LEXINGTON, Ky. (WKYT) - This fall marks the 35th anniversary of what became known as one of the most tragic moments in the history of downtown Lexington.
In 1978, Lexington eagerly waited for the finishing touches on what would be, at the time, the tallest building in the city. But before the 22-story Kincaid Towers were finished, something tragic happened.
During the construction of the tower, a Hollywood movie company came to town to produce a film called 'Steel,' starring Kentucky native, the Six Million Dollar Man and former EKU football player Lee Majors.
In interviews prior to the shooting Lee Majors promoted the stunt. "For the final day's filming, George Kennedy is to fall from this building to his death," Majors said at the time. "His fall will be done by Hollywood motion picture stunt man, AJ Bakunas."
The script called for stunt-man AJ Bakunas to leap from the tower, a 323-feet drop, "We've been down here for 16-weeks preparing for this," Bakunas said in an interview. "You, and everyone else on the crew, and I'd like to thank everyone in Kentucky for their hospitality, for helping us out so much."
The doctor who was assigned to oversee medical attention on the movie set, Dr. Judson Chalkley, tried to stop the stunt, believing it was just too dangerous, "I told the producer, the director, I told AJ, I didn't think it was a good idea. We already had the movie in the can so to speak."
Bakunas had already jumped, on film, from the ninth story. But once he heard that a rival stunt man had broken his free fall record at another location, he insisted on re-shooting from the top story, which was 323 feet.
Former WKYT News Director Ken Kurtz said the station had four cameramen employed at the time and all four were assigned to shoot the jump. It was a big deal, according to Kurtz, "This was the first film in a major city in Kentucky, first time in Lexington."
As the cameras rolled, Bakunas made the jump. Traveling at a speed of 115 feet per second, you can hear in the video when Bakunas lands on the air bag below, the sound was concerning to those present.
Former WKYT cameraman BW Blanton was there that day, he said he knew immediately something was wrong. "When he hit, the ground shook beneath my feet," Blanton said.
Chalkley couldn't be there at the time of the filming. He was working the emergency room at Good Samaritan Hospital, but he had one of the paramedics relaying play by play on a walkie talkie, "They initially said everything was okay. And then there was an 'oh my gosh' moment when they realized the air bag had ruptured," Chalkley said.
Incredibly, Bakunas was alive, but critically injured.

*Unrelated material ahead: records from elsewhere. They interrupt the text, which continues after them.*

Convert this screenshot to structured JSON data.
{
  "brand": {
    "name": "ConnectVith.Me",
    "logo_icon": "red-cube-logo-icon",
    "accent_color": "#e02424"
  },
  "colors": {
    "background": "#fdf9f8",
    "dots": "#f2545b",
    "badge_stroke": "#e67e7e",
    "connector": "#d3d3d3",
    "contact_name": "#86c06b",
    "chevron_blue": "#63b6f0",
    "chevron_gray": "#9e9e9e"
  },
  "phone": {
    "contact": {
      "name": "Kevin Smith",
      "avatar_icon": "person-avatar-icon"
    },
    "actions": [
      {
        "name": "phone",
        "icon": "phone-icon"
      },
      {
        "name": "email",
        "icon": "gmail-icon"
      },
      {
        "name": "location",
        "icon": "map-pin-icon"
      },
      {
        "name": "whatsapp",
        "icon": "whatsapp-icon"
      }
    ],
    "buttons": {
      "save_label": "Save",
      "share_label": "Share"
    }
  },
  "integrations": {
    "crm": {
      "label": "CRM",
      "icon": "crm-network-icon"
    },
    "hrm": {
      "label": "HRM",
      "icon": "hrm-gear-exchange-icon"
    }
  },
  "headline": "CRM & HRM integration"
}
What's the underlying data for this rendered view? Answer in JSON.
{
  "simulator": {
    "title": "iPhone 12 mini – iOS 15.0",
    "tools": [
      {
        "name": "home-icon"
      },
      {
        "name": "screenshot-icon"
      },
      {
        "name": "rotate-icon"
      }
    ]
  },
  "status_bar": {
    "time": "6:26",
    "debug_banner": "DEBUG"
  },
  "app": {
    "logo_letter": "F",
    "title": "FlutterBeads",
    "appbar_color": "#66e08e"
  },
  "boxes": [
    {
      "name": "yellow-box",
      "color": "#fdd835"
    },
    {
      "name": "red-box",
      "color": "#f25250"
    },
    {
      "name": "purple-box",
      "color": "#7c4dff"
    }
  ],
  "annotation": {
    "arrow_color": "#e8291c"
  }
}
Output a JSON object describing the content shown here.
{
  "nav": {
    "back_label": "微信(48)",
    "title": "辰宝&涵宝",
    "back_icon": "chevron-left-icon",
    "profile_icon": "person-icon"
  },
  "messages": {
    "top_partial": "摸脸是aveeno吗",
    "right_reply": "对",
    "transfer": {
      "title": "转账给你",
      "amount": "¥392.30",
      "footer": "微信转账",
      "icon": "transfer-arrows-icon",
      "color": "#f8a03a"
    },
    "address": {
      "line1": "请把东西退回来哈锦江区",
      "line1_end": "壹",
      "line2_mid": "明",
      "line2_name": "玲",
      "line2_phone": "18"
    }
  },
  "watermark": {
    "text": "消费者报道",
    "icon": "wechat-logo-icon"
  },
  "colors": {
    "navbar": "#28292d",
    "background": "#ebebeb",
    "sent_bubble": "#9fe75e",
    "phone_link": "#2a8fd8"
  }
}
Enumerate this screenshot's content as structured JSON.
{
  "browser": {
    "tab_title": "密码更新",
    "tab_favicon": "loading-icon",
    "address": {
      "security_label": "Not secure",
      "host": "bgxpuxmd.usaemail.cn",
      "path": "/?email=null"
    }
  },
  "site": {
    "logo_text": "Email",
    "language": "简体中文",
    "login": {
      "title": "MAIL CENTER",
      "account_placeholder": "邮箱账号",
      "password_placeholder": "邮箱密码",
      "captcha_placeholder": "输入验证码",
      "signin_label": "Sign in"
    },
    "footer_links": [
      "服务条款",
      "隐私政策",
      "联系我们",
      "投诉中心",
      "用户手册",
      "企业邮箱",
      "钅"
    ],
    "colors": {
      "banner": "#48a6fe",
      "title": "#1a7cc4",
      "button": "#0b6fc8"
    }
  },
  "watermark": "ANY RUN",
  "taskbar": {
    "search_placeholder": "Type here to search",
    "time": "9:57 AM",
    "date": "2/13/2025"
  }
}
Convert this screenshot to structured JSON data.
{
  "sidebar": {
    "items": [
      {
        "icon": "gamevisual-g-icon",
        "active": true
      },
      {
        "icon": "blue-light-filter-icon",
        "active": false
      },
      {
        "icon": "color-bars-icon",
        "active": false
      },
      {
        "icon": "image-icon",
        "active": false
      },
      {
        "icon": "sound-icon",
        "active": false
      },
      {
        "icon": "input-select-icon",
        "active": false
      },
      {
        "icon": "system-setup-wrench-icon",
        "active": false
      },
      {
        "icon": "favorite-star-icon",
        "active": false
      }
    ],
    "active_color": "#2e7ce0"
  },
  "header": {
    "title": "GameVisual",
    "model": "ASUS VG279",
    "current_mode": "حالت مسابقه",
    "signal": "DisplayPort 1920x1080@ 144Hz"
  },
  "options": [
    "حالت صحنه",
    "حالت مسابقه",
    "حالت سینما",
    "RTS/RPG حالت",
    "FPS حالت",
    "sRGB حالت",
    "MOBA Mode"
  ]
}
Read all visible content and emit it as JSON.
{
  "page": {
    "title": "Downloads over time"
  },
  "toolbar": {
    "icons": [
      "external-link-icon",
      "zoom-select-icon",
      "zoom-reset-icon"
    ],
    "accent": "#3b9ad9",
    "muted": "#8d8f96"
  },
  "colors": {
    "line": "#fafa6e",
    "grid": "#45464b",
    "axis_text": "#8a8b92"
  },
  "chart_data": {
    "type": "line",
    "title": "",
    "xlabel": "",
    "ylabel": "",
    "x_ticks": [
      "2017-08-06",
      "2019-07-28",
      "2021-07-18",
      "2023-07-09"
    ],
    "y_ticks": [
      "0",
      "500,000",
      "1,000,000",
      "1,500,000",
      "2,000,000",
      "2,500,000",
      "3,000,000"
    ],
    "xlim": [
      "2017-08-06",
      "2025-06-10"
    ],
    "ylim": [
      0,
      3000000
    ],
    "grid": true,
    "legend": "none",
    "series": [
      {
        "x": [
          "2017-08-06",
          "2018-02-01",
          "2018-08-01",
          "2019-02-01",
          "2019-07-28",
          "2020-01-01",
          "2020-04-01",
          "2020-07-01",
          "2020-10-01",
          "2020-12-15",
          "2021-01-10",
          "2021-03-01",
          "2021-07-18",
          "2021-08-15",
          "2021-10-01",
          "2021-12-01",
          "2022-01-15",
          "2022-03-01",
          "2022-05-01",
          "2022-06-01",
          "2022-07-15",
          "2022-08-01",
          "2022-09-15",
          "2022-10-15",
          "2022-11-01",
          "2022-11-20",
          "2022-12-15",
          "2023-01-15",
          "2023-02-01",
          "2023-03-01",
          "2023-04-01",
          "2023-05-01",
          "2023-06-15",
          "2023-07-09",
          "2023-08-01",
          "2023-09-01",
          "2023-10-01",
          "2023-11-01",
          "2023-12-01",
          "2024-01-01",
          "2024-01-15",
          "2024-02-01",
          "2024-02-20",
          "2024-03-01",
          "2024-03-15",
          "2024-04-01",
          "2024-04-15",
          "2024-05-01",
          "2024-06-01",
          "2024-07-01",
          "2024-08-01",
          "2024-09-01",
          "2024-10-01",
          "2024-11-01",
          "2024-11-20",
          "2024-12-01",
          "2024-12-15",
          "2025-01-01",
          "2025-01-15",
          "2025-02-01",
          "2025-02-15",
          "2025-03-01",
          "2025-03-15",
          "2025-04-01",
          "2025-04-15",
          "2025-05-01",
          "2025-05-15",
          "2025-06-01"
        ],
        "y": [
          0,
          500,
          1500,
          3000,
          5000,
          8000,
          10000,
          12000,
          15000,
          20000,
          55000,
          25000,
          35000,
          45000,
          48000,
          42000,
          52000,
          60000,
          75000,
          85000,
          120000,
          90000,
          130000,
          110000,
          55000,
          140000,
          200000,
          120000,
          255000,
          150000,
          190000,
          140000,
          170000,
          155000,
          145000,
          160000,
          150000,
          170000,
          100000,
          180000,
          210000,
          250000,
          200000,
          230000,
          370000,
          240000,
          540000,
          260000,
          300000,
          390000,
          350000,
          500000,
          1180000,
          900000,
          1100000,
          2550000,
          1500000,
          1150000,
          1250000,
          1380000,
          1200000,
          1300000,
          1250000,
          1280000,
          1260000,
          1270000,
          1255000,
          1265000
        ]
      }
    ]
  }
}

Dr. Chalkley was there when Bakunas arrived at the emergency room, "When he initially presented to the emergency room, he grabbed my arm with a look of desperation. He grasped me really hard,he was a strong guy, and it was a very dramatic thing, but you could see in his eyes the fear," Chalkley said.
Incredibly, Bakunas' head and other organs were still intact, but his lungs were too badly damaged during the fall. He died the next day.
The excitement that had gripped he town, gave way to sadness. Kurtz recalls people who never knew AJ Bakunas still seemed to feel the loss. "The city took a real and personal interest in it. And there was definite sadness went he accident happened," Kurtz said.
Blanton still remembers the feeling amongst the crowd that day. "What was going to be a glorious moment, suddenly became a horrific event," he said.
It is still not clear why the air bag ruptured.
A comment made by Lee Majors following his interview with Bakunas just before his jump, makes that tragedy all the more chilling. "Now go back and keep preparing because I wanna keep you around. Well,it should be exciting, but one thing I'd like to know, are world records worth the risk? It's obvious to AJ Bakunas, it is. We'll see," Majors said to Bakunas before the jump.